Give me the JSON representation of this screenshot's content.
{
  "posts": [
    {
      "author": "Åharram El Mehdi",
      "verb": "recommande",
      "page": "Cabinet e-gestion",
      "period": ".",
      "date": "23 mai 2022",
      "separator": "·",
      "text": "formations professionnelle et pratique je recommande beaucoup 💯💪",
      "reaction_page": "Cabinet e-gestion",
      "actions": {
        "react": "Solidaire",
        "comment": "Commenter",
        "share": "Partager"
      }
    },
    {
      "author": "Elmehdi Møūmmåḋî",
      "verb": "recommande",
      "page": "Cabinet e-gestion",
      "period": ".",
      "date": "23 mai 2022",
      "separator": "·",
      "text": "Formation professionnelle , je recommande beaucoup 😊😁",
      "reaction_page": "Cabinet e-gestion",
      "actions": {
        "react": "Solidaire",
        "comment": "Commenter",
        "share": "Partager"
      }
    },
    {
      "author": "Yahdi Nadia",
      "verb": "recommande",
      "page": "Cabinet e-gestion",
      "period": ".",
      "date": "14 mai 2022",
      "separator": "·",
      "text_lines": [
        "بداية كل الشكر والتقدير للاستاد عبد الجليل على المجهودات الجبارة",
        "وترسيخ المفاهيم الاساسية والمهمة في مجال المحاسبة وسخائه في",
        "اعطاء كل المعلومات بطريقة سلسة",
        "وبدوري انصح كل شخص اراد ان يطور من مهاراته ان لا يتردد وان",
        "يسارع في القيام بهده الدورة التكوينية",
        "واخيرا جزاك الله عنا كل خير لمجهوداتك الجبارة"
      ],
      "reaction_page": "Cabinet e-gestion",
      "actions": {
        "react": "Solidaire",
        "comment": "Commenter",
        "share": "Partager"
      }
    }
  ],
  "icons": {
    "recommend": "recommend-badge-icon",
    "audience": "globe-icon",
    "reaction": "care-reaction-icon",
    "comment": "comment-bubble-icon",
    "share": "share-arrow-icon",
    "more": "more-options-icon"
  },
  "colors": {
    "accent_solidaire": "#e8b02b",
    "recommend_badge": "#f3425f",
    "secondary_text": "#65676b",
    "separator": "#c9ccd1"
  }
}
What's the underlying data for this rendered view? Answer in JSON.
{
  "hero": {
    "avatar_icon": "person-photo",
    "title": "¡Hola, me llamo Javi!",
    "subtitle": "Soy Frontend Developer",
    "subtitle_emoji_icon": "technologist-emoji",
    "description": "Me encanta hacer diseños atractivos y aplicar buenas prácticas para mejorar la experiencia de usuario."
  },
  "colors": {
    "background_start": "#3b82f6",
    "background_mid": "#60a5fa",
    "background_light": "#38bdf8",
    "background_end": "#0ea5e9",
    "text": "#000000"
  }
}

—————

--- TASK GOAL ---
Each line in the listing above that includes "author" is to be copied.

--- EXERCISE OUTPUT ---
      "author": "Åharram El Mehdi",
      "author": "Elmehdi Møūmmåḋî",
      "author": "Yahdi Nadia",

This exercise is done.